# GIVEN RECORDS

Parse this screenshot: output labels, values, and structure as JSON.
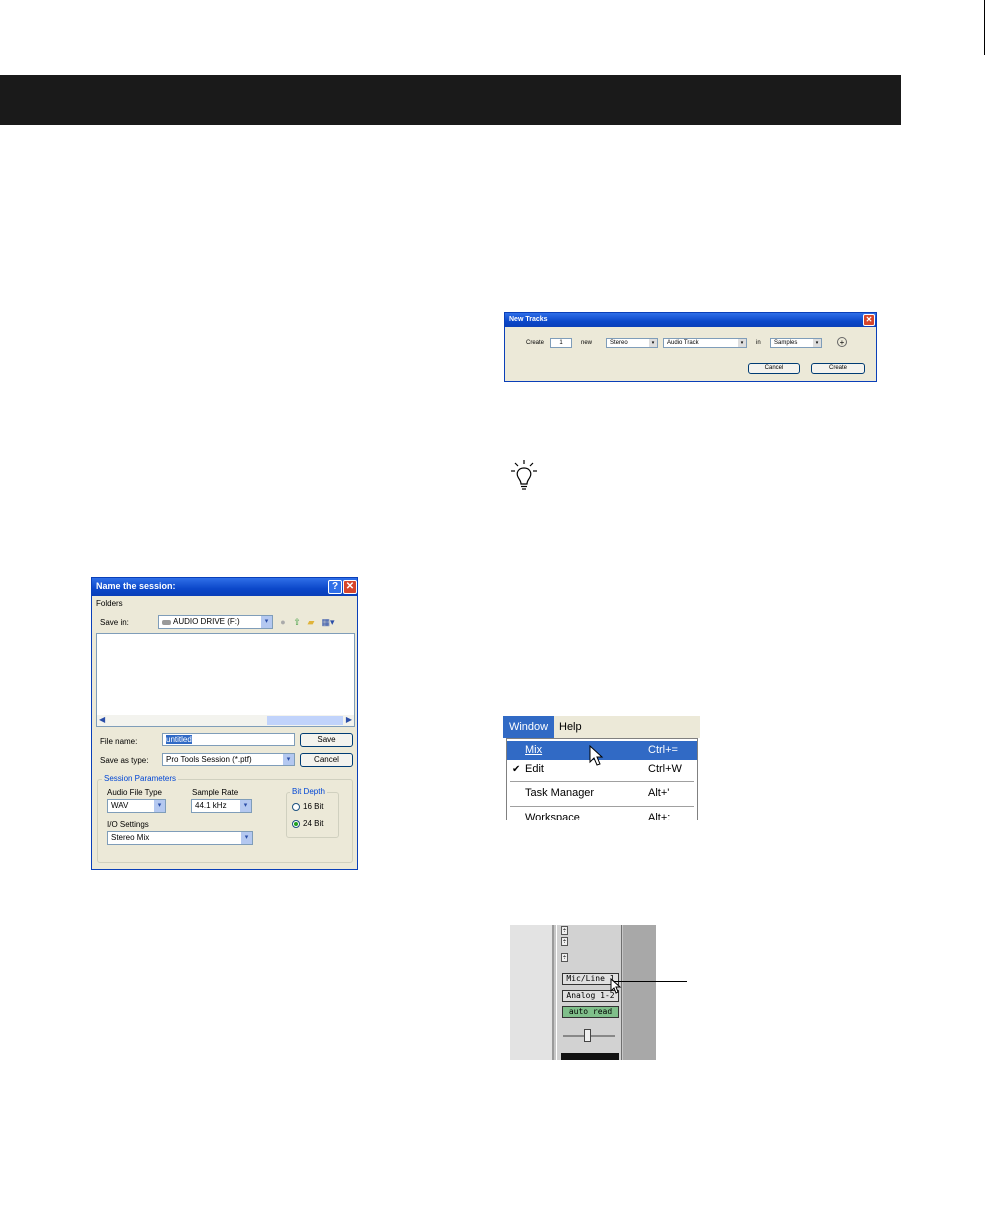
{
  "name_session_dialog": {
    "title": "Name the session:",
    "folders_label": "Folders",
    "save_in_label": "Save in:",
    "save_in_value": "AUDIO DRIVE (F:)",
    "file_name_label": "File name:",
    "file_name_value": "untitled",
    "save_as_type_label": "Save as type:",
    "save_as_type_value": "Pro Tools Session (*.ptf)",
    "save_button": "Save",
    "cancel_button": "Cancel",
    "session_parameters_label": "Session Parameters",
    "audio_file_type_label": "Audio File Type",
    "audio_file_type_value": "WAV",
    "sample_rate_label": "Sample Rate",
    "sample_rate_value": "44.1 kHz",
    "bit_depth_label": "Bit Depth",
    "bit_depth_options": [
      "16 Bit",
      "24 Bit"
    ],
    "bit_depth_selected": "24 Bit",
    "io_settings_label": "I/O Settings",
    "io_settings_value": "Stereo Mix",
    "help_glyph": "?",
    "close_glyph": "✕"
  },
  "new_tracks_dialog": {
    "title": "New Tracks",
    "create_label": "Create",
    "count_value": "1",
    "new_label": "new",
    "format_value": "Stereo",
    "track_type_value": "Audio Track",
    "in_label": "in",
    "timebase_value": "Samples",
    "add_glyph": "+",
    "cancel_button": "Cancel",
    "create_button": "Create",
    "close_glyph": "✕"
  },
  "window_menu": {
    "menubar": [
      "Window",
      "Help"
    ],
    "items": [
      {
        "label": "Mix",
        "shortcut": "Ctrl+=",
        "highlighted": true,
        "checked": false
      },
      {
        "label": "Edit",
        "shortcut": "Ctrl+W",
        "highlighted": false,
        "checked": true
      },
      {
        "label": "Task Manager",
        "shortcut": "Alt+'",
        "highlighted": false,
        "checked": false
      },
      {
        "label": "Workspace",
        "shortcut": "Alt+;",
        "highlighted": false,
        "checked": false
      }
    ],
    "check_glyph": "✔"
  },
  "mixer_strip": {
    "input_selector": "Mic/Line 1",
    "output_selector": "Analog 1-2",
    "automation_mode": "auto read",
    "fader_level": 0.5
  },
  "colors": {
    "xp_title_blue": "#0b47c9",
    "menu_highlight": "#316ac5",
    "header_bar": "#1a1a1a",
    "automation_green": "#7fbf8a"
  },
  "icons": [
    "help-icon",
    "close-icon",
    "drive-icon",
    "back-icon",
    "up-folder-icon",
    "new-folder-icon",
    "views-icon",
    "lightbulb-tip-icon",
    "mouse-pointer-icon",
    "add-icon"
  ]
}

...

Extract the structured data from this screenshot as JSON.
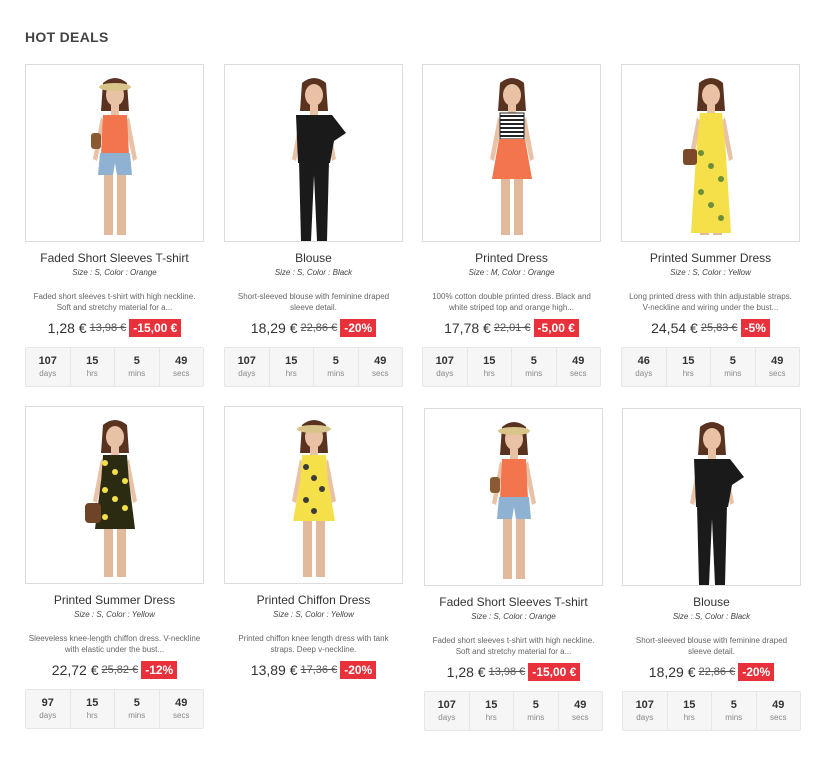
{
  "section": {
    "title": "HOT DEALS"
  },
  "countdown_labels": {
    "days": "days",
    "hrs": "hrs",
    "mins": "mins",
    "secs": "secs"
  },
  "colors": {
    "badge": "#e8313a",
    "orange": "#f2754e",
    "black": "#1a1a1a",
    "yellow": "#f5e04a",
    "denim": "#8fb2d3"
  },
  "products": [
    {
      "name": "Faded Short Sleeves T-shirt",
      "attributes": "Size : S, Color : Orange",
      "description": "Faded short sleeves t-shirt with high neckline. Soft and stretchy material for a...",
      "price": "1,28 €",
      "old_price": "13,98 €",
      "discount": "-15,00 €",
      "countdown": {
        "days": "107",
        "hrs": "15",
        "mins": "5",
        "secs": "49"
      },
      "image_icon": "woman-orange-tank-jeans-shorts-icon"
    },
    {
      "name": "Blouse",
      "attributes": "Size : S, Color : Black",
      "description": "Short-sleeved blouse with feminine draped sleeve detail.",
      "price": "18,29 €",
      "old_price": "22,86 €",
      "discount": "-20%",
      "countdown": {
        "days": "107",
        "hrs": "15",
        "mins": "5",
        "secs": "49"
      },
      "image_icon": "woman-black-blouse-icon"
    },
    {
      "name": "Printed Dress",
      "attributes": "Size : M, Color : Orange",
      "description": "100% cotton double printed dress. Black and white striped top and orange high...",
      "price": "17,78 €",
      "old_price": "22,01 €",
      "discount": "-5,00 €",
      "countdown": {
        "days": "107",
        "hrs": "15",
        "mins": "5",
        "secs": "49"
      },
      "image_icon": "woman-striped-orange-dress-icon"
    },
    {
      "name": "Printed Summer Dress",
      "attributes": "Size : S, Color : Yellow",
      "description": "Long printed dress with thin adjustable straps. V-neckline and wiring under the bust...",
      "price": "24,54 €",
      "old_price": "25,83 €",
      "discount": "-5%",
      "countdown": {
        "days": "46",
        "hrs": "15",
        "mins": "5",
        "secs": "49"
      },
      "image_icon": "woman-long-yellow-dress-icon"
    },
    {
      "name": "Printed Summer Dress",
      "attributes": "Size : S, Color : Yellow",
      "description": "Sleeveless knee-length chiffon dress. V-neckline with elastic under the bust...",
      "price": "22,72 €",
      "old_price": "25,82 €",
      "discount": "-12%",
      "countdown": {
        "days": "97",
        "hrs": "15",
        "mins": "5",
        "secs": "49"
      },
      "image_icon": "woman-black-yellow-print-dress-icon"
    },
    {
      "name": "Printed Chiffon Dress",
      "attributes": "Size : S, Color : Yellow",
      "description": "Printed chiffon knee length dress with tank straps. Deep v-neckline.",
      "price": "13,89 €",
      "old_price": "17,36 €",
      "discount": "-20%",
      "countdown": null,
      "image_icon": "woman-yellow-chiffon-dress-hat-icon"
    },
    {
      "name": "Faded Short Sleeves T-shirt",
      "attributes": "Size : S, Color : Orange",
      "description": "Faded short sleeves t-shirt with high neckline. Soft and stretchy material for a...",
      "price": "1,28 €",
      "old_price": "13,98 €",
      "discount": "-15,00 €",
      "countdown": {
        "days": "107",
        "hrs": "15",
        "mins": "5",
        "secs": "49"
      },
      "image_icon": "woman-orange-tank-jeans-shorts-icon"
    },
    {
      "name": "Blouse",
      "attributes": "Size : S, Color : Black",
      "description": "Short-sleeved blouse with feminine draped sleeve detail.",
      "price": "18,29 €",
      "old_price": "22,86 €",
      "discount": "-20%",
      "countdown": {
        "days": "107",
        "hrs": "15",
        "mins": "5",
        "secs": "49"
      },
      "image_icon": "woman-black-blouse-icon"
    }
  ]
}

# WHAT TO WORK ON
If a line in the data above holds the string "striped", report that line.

# ANSWER TO THIS EXERCISE
      "description": "100% cotton double printed dress. Black and white striped top and orange high...",
      "image_icon": "woman-striped-orange-dress-icon"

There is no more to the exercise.